Some 300,000 people have been killed in fighting in the western region, the United Nations says.

Rebels have said they will disrupt the elections across the three war-torn areas.

Officials say voting will not take place in one district of Darfur and seven in South Kordofan, but will go ahead at 7,100 polling stations nationwide.

– No ‘credible’ result –

The European Union has already said the elections cannot produce a “credible” result because Bashir’s NCP snubbed a meeting with the opposition to organise a national dialogue last month.

Norway, the United States and Britain warned “an environment conducive to participatory and credible elections does not exist”.

Khartoum released two leading political detainees on Thursday, a move their lawyer said was aimed at easing international pressure before the vote.

Amin Makki Madani and Farouk Abu Issa were arrested in December for signing an agreement aimed at uniting opposition to Bashir.

Human rights groups have accused security services of stifling dissent in the run-up to the elections.

Police in the eastern city of Port Sudan broke up a small student demonstration against the elections on Sunday, witnesses said.

Residents of the Kalma displaced persons’ camp in South Darfur held a peaceful protest against the vote at the headquarters of the peacekeeping force that provides their security.

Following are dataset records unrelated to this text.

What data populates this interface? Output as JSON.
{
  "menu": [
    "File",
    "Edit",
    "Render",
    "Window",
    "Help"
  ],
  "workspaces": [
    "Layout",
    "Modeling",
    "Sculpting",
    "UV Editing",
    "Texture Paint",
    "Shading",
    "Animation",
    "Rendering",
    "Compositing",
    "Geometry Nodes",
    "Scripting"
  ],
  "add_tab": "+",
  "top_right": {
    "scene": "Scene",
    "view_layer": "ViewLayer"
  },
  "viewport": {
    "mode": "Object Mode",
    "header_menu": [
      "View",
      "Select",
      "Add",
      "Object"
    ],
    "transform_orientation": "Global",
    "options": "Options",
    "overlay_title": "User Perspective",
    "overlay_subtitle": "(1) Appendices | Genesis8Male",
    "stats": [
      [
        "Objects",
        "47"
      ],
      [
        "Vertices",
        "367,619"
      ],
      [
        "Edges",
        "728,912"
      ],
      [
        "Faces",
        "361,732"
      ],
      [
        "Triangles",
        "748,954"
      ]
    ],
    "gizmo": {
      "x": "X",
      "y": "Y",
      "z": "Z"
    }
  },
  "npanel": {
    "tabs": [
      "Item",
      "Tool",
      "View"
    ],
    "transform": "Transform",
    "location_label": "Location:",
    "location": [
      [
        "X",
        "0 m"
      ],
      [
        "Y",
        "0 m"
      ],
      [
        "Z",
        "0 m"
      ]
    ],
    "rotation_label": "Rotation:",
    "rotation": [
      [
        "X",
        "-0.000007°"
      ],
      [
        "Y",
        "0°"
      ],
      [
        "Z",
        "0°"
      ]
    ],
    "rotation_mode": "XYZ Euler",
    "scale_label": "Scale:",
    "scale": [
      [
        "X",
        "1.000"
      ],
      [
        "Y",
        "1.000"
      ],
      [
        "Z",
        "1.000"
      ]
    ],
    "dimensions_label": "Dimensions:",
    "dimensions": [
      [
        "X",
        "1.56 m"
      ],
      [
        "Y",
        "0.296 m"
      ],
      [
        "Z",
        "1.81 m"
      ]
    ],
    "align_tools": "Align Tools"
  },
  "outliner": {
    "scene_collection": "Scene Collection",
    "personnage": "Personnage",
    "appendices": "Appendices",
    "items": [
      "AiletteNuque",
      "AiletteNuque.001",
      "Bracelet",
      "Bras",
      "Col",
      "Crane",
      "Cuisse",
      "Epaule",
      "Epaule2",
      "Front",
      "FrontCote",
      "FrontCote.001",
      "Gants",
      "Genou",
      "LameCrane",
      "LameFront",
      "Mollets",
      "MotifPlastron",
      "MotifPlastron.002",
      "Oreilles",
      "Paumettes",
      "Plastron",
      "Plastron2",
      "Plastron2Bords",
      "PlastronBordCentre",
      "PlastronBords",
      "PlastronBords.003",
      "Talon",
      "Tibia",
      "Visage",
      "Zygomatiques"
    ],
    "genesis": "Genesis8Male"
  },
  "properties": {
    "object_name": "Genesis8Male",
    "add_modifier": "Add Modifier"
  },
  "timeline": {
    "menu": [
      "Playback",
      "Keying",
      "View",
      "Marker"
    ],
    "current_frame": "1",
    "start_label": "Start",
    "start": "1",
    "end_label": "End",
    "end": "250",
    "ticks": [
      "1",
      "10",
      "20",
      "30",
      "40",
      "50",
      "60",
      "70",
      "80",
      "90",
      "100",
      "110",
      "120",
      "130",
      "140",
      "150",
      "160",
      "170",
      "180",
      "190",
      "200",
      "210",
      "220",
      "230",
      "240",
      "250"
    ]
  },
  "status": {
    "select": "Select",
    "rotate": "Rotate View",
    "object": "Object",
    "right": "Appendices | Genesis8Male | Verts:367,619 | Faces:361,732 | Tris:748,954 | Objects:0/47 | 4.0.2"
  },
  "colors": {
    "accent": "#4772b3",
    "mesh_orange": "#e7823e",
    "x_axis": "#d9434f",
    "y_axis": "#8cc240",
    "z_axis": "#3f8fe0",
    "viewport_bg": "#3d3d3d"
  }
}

The government has dismissed such criticism, with presidential assistant Ibrahim Ghandour saying the elections are “historic”.

Forty-four parties are standing for the state and national parliaments in the country of nearly 38 million people, the National Electoral Commission (NEC) said.

The voting is being monitored by 15 international organisations, including the Arab League, the African Union and east African bloc IGAD, according to the NEC.

The presidential election could theoretically go to a second round if no candidate wins a majority although Bashir is expected to win comfortably. The results are expected in late April.–AFP